==== EXTRACTED RECORDS
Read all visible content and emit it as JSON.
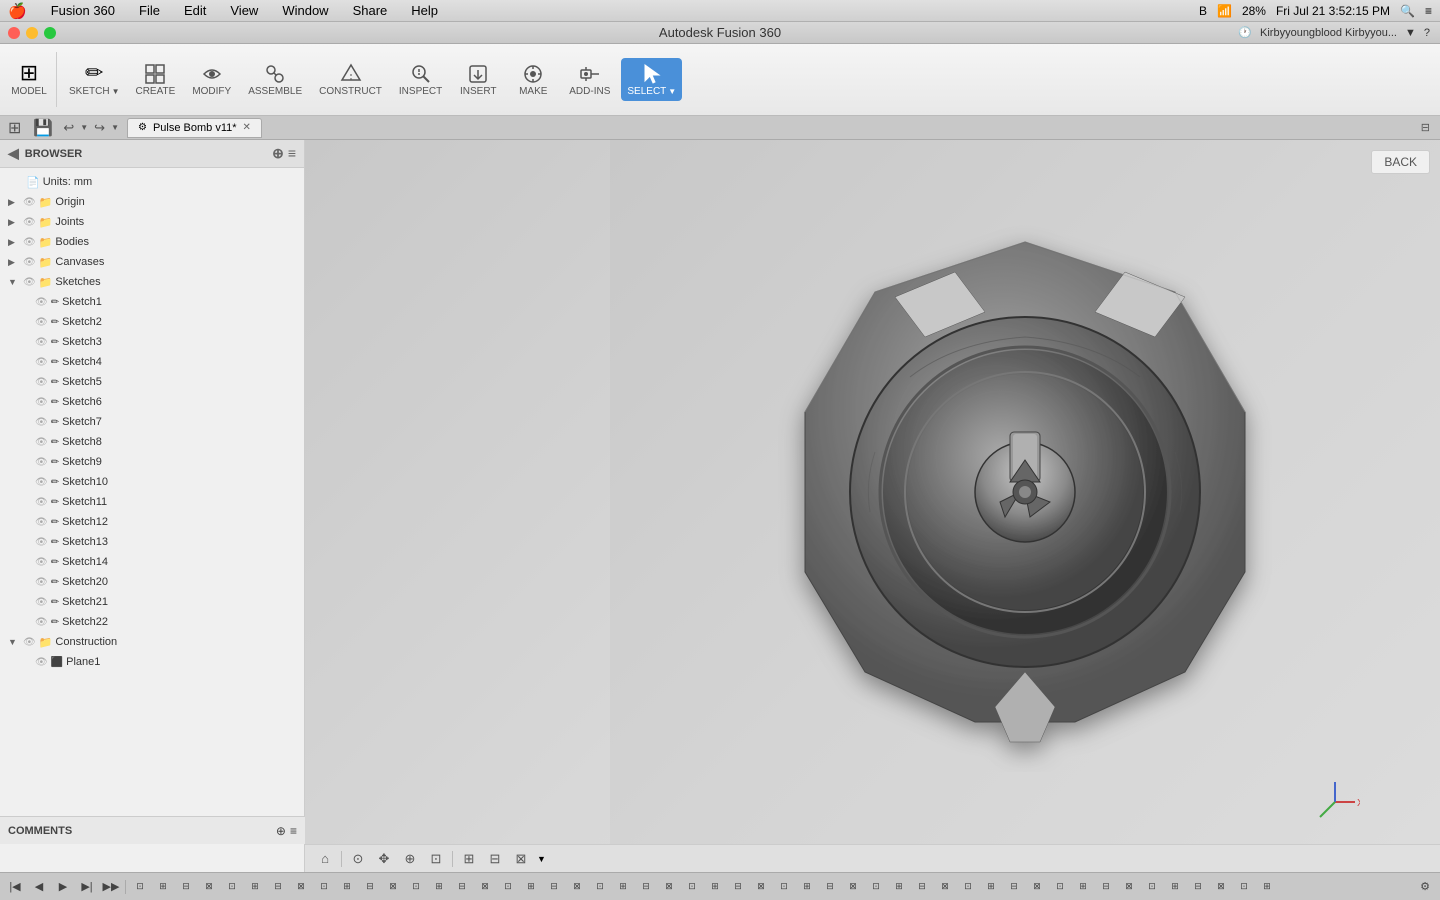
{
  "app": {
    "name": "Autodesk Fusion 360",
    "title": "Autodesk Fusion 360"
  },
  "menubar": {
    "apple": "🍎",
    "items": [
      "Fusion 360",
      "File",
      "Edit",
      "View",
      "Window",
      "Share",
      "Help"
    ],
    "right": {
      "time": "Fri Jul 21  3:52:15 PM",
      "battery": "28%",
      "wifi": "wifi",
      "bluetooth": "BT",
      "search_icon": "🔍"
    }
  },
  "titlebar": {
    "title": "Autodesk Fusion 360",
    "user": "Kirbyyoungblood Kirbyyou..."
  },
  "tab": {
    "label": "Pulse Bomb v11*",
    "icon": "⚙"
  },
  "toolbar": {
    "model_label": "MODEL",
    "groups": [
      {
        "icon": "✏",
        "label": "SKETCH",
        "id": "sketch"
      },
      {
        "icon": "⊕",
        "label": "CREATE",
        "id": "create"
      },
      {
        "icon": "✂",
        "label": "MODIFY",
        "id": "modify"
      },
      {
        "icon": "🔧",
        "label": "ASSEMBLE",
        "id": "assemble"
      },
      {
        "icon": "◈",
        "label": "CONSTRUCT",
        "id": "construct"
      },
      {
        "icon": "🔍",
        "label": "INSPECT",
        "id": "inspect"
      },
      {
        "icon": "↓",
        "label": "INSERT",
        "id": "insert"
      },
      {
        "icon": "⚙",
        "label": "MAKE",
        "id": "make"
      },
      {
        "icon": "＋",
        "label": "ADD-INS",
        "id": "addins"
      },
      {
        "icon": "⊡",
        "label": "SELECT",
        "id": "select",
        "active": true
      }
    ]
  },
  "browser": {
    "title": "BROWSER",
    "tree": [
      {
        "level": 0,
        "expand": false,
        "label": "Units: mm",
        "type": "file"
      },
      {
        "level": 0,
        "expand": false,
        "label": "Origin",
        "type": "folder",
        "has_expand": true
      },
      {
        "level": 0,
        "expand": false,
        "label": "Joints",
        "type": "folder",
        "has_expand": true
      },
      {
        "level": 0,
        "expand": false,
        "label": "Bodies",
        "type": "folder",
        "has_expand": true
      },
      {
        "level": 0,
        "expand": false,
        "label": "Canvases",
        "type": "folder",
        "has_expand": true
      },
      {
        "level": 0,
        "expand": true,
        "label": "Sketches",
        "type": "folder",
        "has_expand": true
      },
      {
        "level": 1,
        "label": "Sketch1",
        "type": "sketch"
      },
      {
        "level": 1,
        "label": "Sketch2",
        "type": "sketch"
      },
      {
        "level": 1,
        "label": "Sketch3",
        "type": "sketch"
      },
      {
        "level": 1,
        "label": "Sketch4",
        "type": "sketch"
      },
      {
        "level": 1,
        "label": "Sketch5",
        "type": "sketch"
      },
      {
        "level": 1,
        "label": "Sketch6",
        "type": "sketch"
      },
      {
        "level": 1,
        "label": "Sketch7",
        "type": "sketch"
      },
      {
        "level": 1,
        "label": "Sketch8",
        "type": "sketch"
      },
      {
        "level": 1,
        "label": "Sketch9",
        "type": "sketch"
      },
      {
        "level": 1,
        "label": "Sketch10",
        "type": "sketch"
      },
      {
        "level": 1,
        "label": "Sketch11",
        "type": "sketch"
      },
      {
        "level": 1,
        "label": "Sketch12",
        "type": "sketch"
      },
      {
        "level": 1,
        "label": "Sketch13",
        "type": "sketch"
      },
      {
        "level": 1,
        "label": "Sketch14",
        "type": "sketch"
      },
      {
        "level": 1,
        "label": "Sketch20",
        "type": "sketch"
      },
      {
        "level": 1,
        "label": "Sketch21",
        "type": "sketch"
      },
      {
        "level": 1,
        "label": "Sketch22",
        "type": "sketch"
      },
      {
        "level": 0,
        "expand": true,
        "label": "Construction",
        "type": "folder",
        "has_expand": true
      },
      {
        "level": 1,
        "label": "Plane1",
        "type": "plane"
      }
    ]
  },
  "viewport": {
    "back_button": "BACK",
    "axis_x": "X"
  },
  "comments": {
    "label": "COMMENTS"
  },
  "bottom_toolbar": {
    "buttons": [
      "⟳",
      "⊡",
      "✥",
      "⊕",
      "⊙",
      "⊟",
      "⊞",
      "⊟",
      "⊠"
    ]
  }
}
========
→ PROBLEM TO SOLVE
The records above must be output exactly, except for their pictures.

→ EXERCISE SOLUTION
Read all visible content and emit it as JSON.
{
  "app": {
    "name": "Autodesk Fusion 360",
    "title": "Autodesk Fusion 360"
  },
  "menubar": {
    "apple": "🍎",
    "items": [
      "Fusion 360",
      "File",
      "Edit",
      "View",
      "Window",
      "Share",
      "Help"
    ],
    "right": {
      "time": "Fri Jul 21  3:52:15 PM",
      "battery": "28%",
      "wifi": "wifi",
      "bluetooth": "BT",
      "search_icon": "🔍"
    }
  },
  "titlebar": {
    "title": "Autodesk Fusion 360",
    "user": "Kirbyyoungblood Kirbyyou..."
  },
  "tab": {
    "label": "Pulse Bomb v11*",
    "icon": "⚙"
  },
  "toolbar": {
    "model_label": "MODEL",
    "groups": [
      {
        "icon": "✏",
        "label": "SKETCH",
        "id": "sketch"
      },
      {
        "icon": "⊕",
        "label": "CREATE",
        "id": "create"
      },
      {
        "icon": "✂",
        "label": "MODIFY",
        "id": "modify"
      },
      {
        "icon": "🔧",
        "label": "ASSEMBLE",
        "id": "assemble"
      },
      {
        "icon": "◈",
        "label": "CONSTRUCT",
        "id": "construct"
      },
      {
        "icon": "🔍",
        "label": "INSPECT",
        "id": "inspect"
      },
      {
        "icon": "↓",
        "label": "INSERT",
        "id": "insert"
      },
      {
        "icon": "⚙",
        "label": "MAKE",
        "id": "make"
      },
      {
        "icon": "＋",
        "label": "ADD-INS",
        "id": "addins"
      },
      {
        "icon": "⊡",
        "label": "SELECT",
        "id": "select",
        "active": true
      }
    ]
  },
  "browser": {
    "title": "BROWSER",
    "tree": [
      {
        "level": 0,
        "expand": false,
        "label": "Units: mm",
        "type": "file"
      },
      {
        "level": 0,
        "expand": false,
        "label": "Origin",
        "type": "folder",
        "has_expand": true
      },
      {
        "level": 0,
        "expand": false,
        "label": "Joints",
        "type": "folder",
        "has_expand": true
      },
      {
        "level": 0,
        "expand": false,
        "label": "Bodies",
        "type": "folder",
        "has_expand": true
      },
      {
        "level": 0,
        "expand": false,
        "label": "Canvases",
        "type": "folder",
        "has_expand": true
      },
      {
        "level": 0,
        "expand": true,
        "label": "Sketches",
        "type": "folder",
        "has_expand": true
      },
      {
        "level": 1,
        "label": "Sketch1",
        "type": "sketch"
      },
      {
        "level": 1,
        "label": "Sketch2",
        "type": "sketch"
      },
      {
        "level": 1,
        "label": "Sketch3",
        "type": "sketch"
      },
      {
        "level": 1,
        "label": "Sketch4",
        "type": "sketch"
      },
      {
        "level": 1,
        "label": "Sketch5",
        "type": "sketch"
      },
      {
        "level": 1,
        "label": "Sketch6",
        "type": "sketch"
      },
      {
        "level": 1,
        "label": "Sketch7",
        "type": "sketch"
      },
      {
        "level": 1,
        "label": "Sketch8",
        "type": "sketch"
      },
      {
        "level": 1,
        "label": "Sketch9",
        "type": "sketch"
      },
      {
        "level": 1,
        "label": "Sketch10",
        "type": "sketch"
      },
      {
        "level": 1,
        "label": "Sketch11",
        "type": "sketch"
      },
      {
        "level": 1,
        "label": "Sketch12",
        "type": "sketch"
      },
      {
        "level": 1,
        "label": "Sketch13",
        "type": "sketch"
      },
      {
        "level": 1,
        "label": "Sketch14",
        "type": "sketch"
      },
      {
        "level": 1,
        "label": "Sketch20",
        "type": "sketch"
      },
      {
        "level": 1,
        "label": "Sketch21",
        "type": "sketch"
      },
      {
        "level": 1,
        "label": "Sketch22",
        "type": "sketch"
      },
      {
        "level": 0,
        "expand": true,
        "label": "Construction",
        "type": "folder",
        "has_expand": true
      },
      {
        "level": 1,
        "label": "Plane1",
        "type": "plane"
      }
    ]
  },
  "viewport": {
    "back_button": "BACK",
    "axis_x": "X"
  },
  "comments": {
    "label": "COMMENTS"
  },
  "bottom_toolbar": {
    "buttons": [
      "⟳",
      "⊡",
      "✥",
      "⊕",
      "⊙",
      "⊟",
      "⊞",
      "⊟",
      "⊠"
    ]
  }
}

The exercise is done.